Sykes has not had to worry about her own productivity. At 51, her star continues to rise with appearances on Amazon’s Alpha House where, continuing with the DC-theme, she played a United States senator, and she recently began filming a guest spot on Showtime’s House Of Lies.

In addition to touring, she continues to explore other TV opportunities. “My production company, we have several projects on the pilot stage right now,” Sykes said.

Meanwhile, fans of her run-ins with Larry David on HBO’s Curb Your Enthusiasm will be saddened to know that Sykes doesn’t think the show will return for a ninth season. “That’s not looking good. I loved doing Curb Your Enthusiasm. Larry was so much fun to work with. The show was just so different and I miss yelling at him.”

Another famous role – that of gyrating, bee-bopping corner dweller Biggie Shorty in the 2001 comedy Pootie Tang – has gained a cult following along with the film that flopped when released but found traction when released to video. Sykes said that her young children have not seen the performance. “Oh God, no. They’ll never listen to me again!”

“So many people come up to me, they love that movie. It’s funny. When it came out, it kind of tanked. Then it found its other life.”

Sykes has also found another life since coming out, or at least a more honest one. Since coming out, her family and gay issues have become an important part of her stories on stage; in 2010, she was honored with an award from the Gay & Lesbian Alliance Against Defamation (GLAAF), and in 2015, received the Activism in the Arts award at the Triumph Awards.

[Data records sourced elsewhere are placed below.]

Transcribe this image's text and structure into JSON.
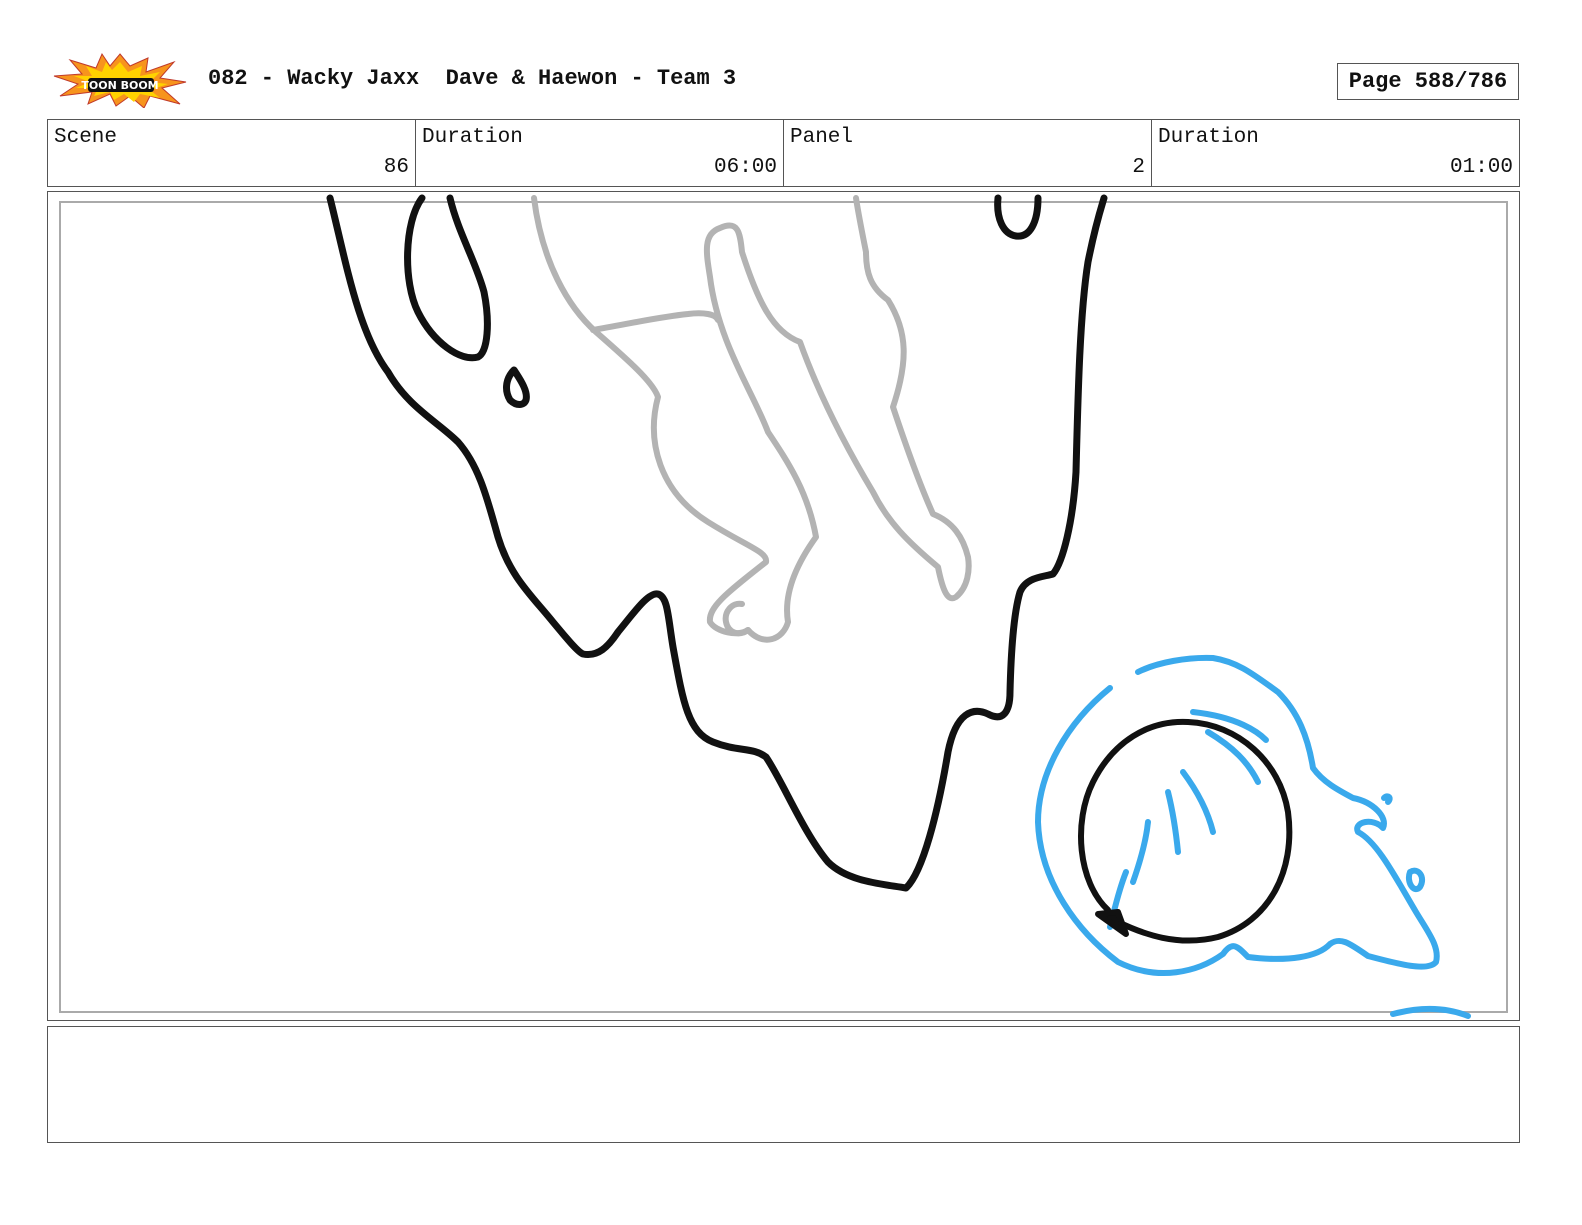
{
  "header": {
    "logo_text": "TOON BOOM",
    "title": "082 - Wacky Jaxx  Dave & Haewon - Team 3",
    "page_label": "Page 588/786"
  },
  "info": [
    {
      "label": "Scene",
      "value": "86"
    },
    {
      "label": "Duration",
      "value": "06:00"
    },
    {
      "label": "Panel",
      "value": "2"
    },
    {
      "label": "Duration",
      "value": "01:00"
    }
  ],
  "colors": {
    "ink": "#111111",
    "rough": "#b3b3b3",
    "blue_sketch": "#3aa9ec",
    "logo_orange": "#f7941d",
    "logo_yellow": "#ffd200"
  },
  "notes": {
    "text": ""
  }
}
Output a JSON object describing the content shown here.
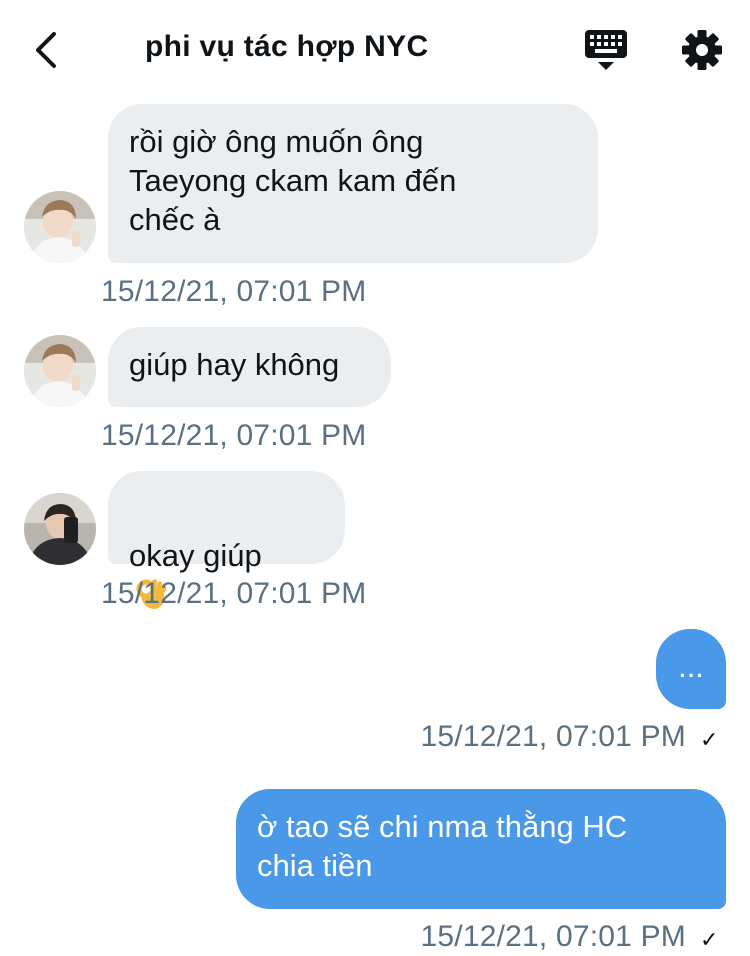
{
  "header": {
    "title": "phi vụ tác hợp NYC",
    "icons": [
      "back-arrow-icon",
      "keyboard-icon",
      "gear-icon"
    ]
  },
  "messages": [
    {
      "direction": "incoming",
      "text": "rồi giờ ông muốn ông\nTaeyong ckam kam đến\nchếc à",
      "timestamp": "15/12/21, 07:01 PM",
      "avatar": "avatar-white-hoodie"
    },
    {
      "direction": "incoming",
      "text": "giúp hay không",
      "timestamp": "15/12/21, 07:01 PM",
      "avatar": "avatar-white-hoodie"
    },
    {
      "direction": "incoming",
      "text": "okay giúp",
      "emoji": "ok-hand-emoji",
      "timestamp": "15/12/21, 07:01 PM",
      "avatar": "avatar-dark-jacket"
    },
    {
      "direction": "outgoing",
      "text": "...",
      "timestamp": "15/12/21, 07:01 PM",
      "status": "✓"
    },
    {
      "direction": "outgoing",
      "text": "ờ tao sẽ chi nma thằng HC\nchia tiền",
      "timestamp": "15/12/21, 07:01 PM",
      "status": "✓"
    }
  ],
  "colors": {
    "incoming_bubble": "#ebeef0",
    "outgoing_bubble": "#4a99e9",
    "timestamp": "#5b7083",
    "text": "#0f1419"
  }
}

Since coming out, the biggest change has been her family life. “I mean like my immediate family,” Sykes said. “I think my coming out, my family had a hard time. I think after coming out so many people have approached my family, my parents and said such positive things. It really helped my daughter or my son, and helped me deal with it. I think that helped them move forward. It wasn’t like they had some secrets and now we have a great relationship. Everything is good. They have a great relationship with the kids.”

This year, Sykes and family will be celebrating the holidays stateside. They alternate years in the U.S. and in Niedbalski’s native France.

“I’ll hopefully have the family come over looking forward to being up all night putting together expensive toys,” Sykes said.

On  December 11, Wanda Sykes will be bringing a Christmas present to Cincinnati: her bold, topical comedy.

And you can bet on this: On stage at the Aronoff, Wanda Sykes will be Wanda Sykes.

Wanda Sykes performs Friday, December 11, at 8 p.m. at the Aronoff Center for the Arts in Cincinnati. For tickets and other info, click here.

Written by Michael Monks, publisher of UNiTE Cincinnati, and editor & publisher of The River City News